Provided material section start

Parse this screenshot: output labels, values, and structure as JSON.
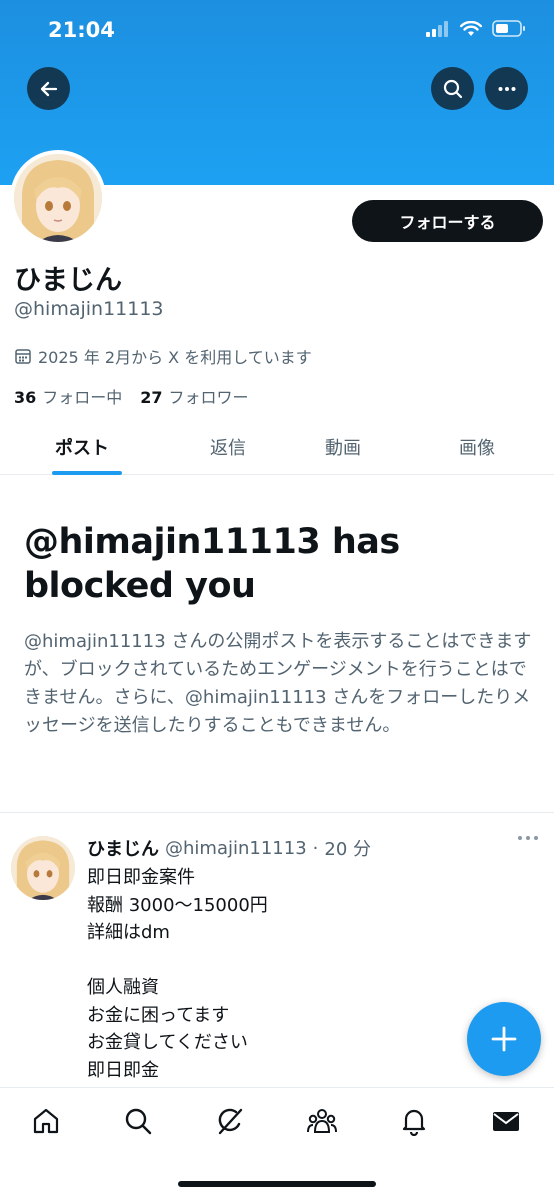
{
  "status_bar": {
    "time": "21:04"
  },
  "header": {
    "back_icon": "back-arrow-icon",
    "search_icon": "search-icon",
    "more_icon": "more-icon"
  },
  "profile": {
    "display_name": "ひまじん",
    "handle": "@himajin11113",
    "joined": "2025 年 2月から X を利用しています",
    "following_count": "36",
    "following_label": "フォロー中",
    "followers_count": "27",
    "followers_label": "フォロワー",
    "follow_button": "フォローする"
  },
  "tabs": [
    {
      "label": "ポスト",
      "active": true
    },
    {
      "label": "返信"
    },
    {
      "label": "動画"
    },
    {
      "label": "画像"
    }
  ],
  "blocked": {
    "title": "@himajin11113 has blocked you",
    "description": "@himajin11113 さんの公開ポストを表示することはできますが、ブロックされているためエンゲージメントを行うことはできません。さらに、@himajin11113 さんをフォローしたりメッセージを送信したりすることもできません。"
  },
  "post": {
    "name": "ひまじん",
    "handle": "@himajin11113",
    "separator": "·",
    "time": "20 分",
    "lines": [
      "即日即金案件",
      "報酬 3000〜15000円",
      "詳細はdm",
      "",
      "個人融資",
      "お金に困ってます",
      "お金貸してください",
      "即日即金"
    ]
  },
  "bottom_nav": [
    "home-icon",
    "search-icon",
    "grok-icon",
    "communities-icon",
    "notifications-icon",
    "messages-icon"
  ],
  "colors": {
    "accent": "#1d9bf0",
    "text": "#0f1419",
    "secondary": "#536471",
    "banner": "#1da1f2"
  }
}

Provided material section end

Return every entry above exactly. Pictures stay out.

#### Exercise result
Parse this screenshot: output labels, values, and structure as JSON.
{
  "status_bar": {
    "time": "21:04"
  },
  "header": {
    "back_icon": "back-arrow-icon",
    "search_icon": "search-icon",
    "more_icon": "more-icon"
  },
  "profile": {
    "display_name": "ひまじん",
    "handle": "@himajin11113",
    "joined": "2025 年 2月から X を利用しています",
    "following_count": "36",
    "following_label": "フォロー中",
    "followers_count": "27",
    "followers_label": "フォロワー",
    "follow_button": "フォローする"
  },
  "tabs": [
    {
      "label": "ポスト",
      "active": true
    },
    {
      "label": "返信"
    },
    {
      "label": "動画"
    },
    {
      "label": "画像"
    }
  ],
  "blocked": {
    "title": "@himajin11113 has blocked you",
    "description": "@himajin11113 さんの公開ポストを表示することはできますが、ブロックされているためエンゲージメントを行うことはできません。さらに、@himajin11113 さんをフォローしたりメッセージを送信したりすることもできません。"
  },
  "post": {
    "name": "ひまじん",
    "handle": "@himajin11113",
    "separator": "·",
    "time": "20 分",
    "lines": [
      "即日即金案件",
      "報酬 3000〜15000円",
      "詳細はdm",
      "",
      "個人融資",
      "お金に困ってます",
      "お金貸してください",
      "即日即金"
    ]
  },
  "bottom_nav": [
    "home-icon",
    "search-icon",
    "grok-icon",
    "communities-icon",
    "notifications-icon",
    "messages-icon"
  ],
  "colors": {
    "accent": "#1d9bf0",
    "text": "#0f1419",
    "secondary": "#536471",
    "banner": "#1da1f2"
  }
}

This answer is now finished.